Ann Arbor, MI
I gave David's "let SnapScan call a db.fp7 file" method a try, and the SnapScan manager will not launch a document, just an application. I then cobbled together an apple script saved as an application to open the file, but this doesn't appear to work for what I need done (only launches at the end of each "batch" of files. Too bad, as this would have been elegant if I could have figured a way to pass the name of the file to FM thru the applescript or automator workflow...
This leaves me the choice of either Gordon's suggestion of flipping the workflow (and buying a Twain compliant scanner) or working with the Troi plugin to try to grab the required file.
I guess I will have to digest the possibilities some more...
Bummer. Sorry to lead you on a snipe hunt.
When you tried the applescript, did you save it as an application? BTW, this *should* work with an Automator app as well.
Good luck, I'm ineterested to hear how you resolve this.
I am not familiar with SnapScan...
I do think, however, that you are trying to tie this into SnapScan too heavily rather than perhpas the OS.
It is possible with many different methodologies (Troi, Scriptmaster, PHP, Applescript) to keep an eye on a folder... so that when a new file is found a script to move/rename and link the file to a record is triggered.
Can SnapScan be linked to a URL as well as an App? If so, it might be possible to do this automated by SnapScan in that way...
Is the FM database on Server or a local machine?
I am not necessarily trying to tie this into a snap scan. The preson paying the bills already has one of these and it does work well. It would be nice to be able to integrate it into the workflow.

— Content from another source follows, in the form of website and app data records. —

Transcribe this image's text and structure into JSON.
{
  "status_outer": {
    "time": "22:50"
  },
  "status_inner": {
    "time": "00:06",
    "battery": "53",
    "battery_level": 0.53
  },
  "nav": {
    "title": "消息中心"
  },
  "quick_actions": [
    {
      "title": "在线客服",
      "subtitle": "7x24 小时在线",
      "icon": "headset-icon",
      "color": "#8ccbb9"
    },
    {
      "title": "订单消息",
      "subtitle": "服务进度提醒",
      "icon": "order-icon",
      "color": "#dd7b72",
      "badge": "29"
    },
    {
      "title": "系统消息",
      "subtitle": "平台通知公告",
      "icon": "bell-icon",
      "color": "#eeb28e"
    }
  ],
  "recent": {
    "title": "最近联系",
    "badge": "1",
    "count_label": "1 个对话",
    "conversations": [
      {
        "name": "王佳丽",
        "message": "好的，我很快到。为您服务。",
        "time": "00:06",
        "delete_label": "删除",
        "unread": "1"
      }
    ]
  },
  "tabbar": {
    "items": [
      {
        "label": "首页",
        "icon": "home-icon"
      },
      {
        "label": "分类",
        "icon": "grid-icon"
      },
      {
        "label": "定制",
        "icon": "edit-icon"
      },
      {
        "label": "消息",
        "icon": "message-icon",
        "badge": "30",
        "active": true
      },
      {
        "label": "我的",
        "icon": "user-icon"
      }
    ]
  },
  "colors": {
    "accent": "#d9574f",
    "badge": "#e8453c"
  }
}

That being said, I do not have any qualms buying a TWAIN compliant scanner and integtrating that into the workflow as described by Gordon. This, at least so far, appears to be the solution that would require the least scripting, minimul plug-in integration and probably the most natural user interactions...
My biggest concern is getting too dependent on multiple file oriented scripting using a plugin. In my experience, a simple elegant solution usually holds up a little better with time.
I did manage to get this method to work with an Automator generated app called from the SnapScan. It leveraged, however, a Automator plugin. The files generated by the "bulk" scan of documents are then passed to the workflow and the the workflow then runs once for each document.
This would probably work well (though the order of the documents appears to get rearranged withn the workflow, probably because of their names in the filesystem) and now I have to decide if this method is better than importing directly into a container with a TWAIN compliant scanner as described by Gordon. Both solutions have their advantages and disadvantages. Both solutions are fairly elegant and have minimal script-logic to worry about (which appeals to me).